➀ The task solves a real problem for your persona, and
➁ Your product makes it simple to complete.
Whether your product has competitors on the market (as Google did with Yahoo!) or you're inventing a new product category, this method can succeed.
Assume your product is simple to use and addresses a real issue in your market. Making the product as minimal and focused as possible is a fantastic strategy and a useful product differentiation in this scenario.
A company that adopts the PLG method focuses on making the product its marketing and sales representative.

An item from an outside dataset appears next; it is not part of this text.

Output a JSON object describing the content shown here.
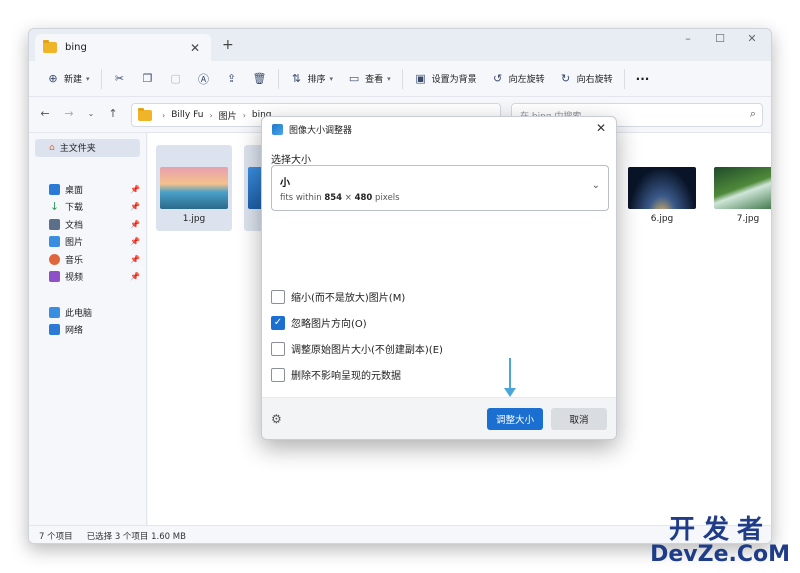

In many situations, like with Dropbox and Spotify, this entails making the product free for a certain level of service and only charging users who want to upgrade to more advanced capabilities. Users tell their coworkers and acquaintances about the product since they value the basic service, and others sign up as well.
In other circumstances, organisations flourish with product-led growth by using the network effect. This model has benefited companies like Slack and Zoom. Early in the epidemic, for example, Zoom redirected its efforts to make its app more user-friendly for the many new business users who wanted to connect while quarantined at home. The corporation also developed features for new customers, particularly schools, who would have specific requirements.

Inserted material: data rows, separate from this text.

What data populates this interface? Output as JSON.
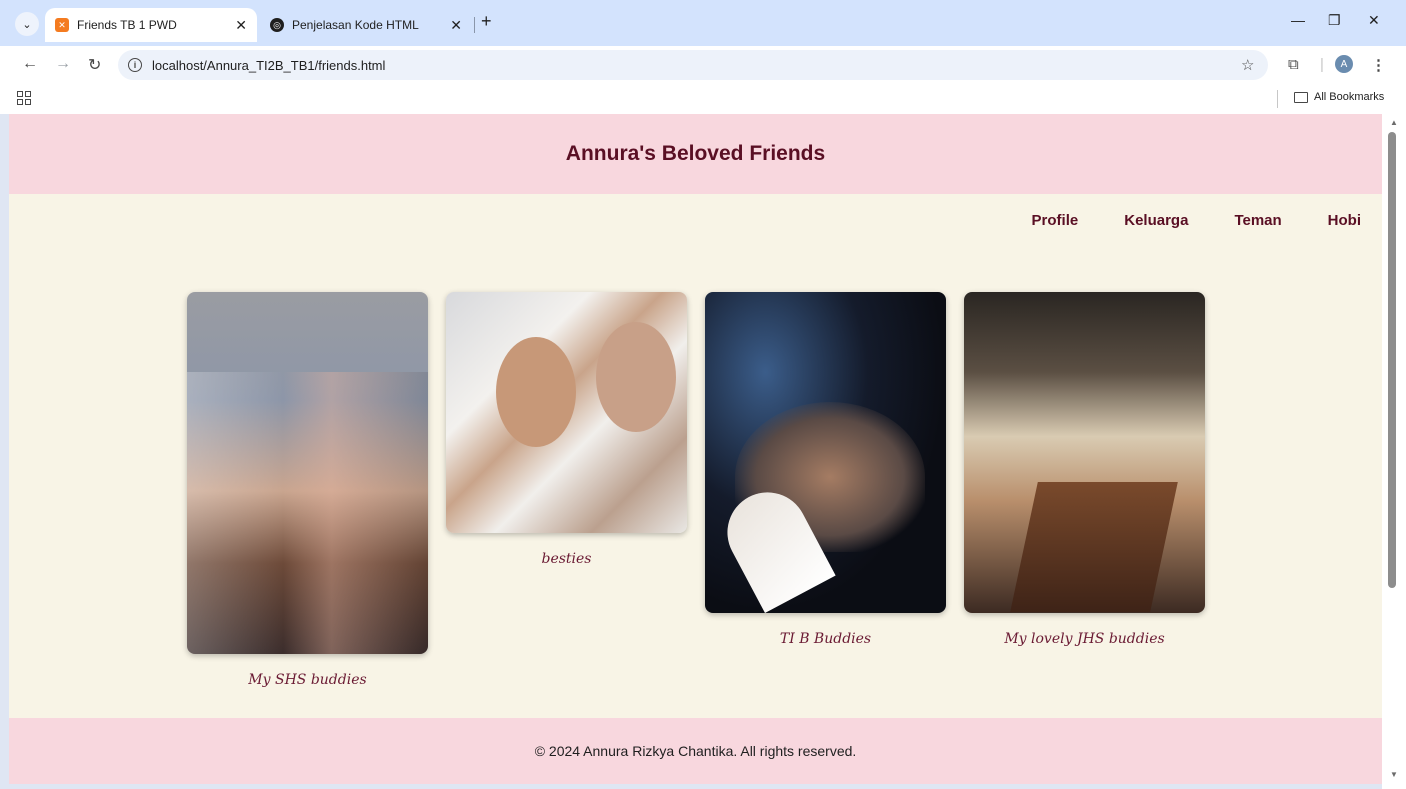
{
  "browser": {
    "tabs": [
      {
        "title": "Friends TB 1 PWD",
        "favicon": "xampp-icon",
        "active": true
      },
      {
        "title": "Penjelasan Kode HTML",
        "favicon": "openai-icon",
        "active": false
      }
    ],
    "close_glyph": "✕",
    "new_tab_glyph": "+",
    "url": "localhost/Annura_TI2B_TB1/friends.html",
    "profile_initial": "A",
    "bookmarks_label": "All Bookmarks"
  },
  "page": {
    "title": "Annura's Beloved Friends",
    "nav": [
      "Profile",
      "Keluarga",
      "Teman",
      "Hobi"
    ],
    "gallery": [
      {
        "caption": "My SHS buddies"
      },
      {
        "caption": "besties"
      },
      {
        "caption": "TI B Buddies"
      },
      {
        "caption": "My lovely JHS buddies"
      }
    ],
    "footer": "© 2024 Annura Rizkya Chantika. All rights reserved."
  },
  "colors": {
    "header_bg": "#f8d7de",
    "page_bg": "#f8f4e6",
    "accent_text": "#5a0f24",
    "tab_strip": "#d3e3fd"
  }
}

Product Strategy Best Practices
Problems To No End
Concentrate on the issues rather than the solutions. Talking about solutions before developing a plan is a sort of premature optimization. It prevents you from seeing other options that might be better, easier, more cost-effective, or more relevant.
While you're deciding on a strategy, concentrate on understanding the problem you're trying to solve and the obstacles you'll face in achieving your business objectives.
Only when you've established that can you begin to brainstorm potential solutions and actions to make them a reality.
Don't stop looking for solutions to the problems you're facing once you've found the first one. That's just the beginning. Inquire about how this solution aids you in achieving your product's commercial objectives. And then there's how it doesn't.
Consider how otherwise your product could be able to meet the issues you're up against.
It makes no difference how far away the challenges are. At this time, feasibility isn't important. It is creative thinking. Furthermore, far-fetched ideas can inspire (more) practical ones.
Plus, you'll have plenty of time to weed out any ideas that aren't realistic before putting them into action.
That takes significantly less time and effort than picking a solution too early and discovering halfway through the implementation that it falls short of expectations. U-turns and other sudden departures from a predetermined path are quite costly.
MORE! GIMME MORE!
Don't sit in your ivory tower devising a product strategy for others to implement. Collaborate. Make use of the advantages of back-and-forth talks between people with diverse opinions and cognitive processes. Recruit from all departments inside your company. And plan talks to gain a better understanding of the difficulties you're facing as well as a variety of options from which to choose.
Facilitation Is Not Up Everybody's Alley
Look for a decent facilitator and stay out of their way.
It's not easy to provide excellent facilitation. It takes talent and expertise to lead a diverse group of people through a problem-solving process. It's also critical to guarantee that everyone has the opportunity to share their best ideas.
You don't want groupthink, loudmouths, shyness, HiPPOs (highest paid person's opinion), and other group dynamics that deter people from engaging to imperil something as vital as your product strategy.
Hire a facilitator from the outside. Someone whose sole concern is the quality of the process and who is unconcerned about the conclusion of the conversation.
You now have all you require to develop an ideal product strategy for your product. And you know where and how to receive the aid you need to carry it out while remaining certain that you're on track.
So take the plunge and start working on a product vision that inspires you. It'll be your North Star, guiding your decisions, assisting you in saying "no," and preventing you from feeling pulled in every way.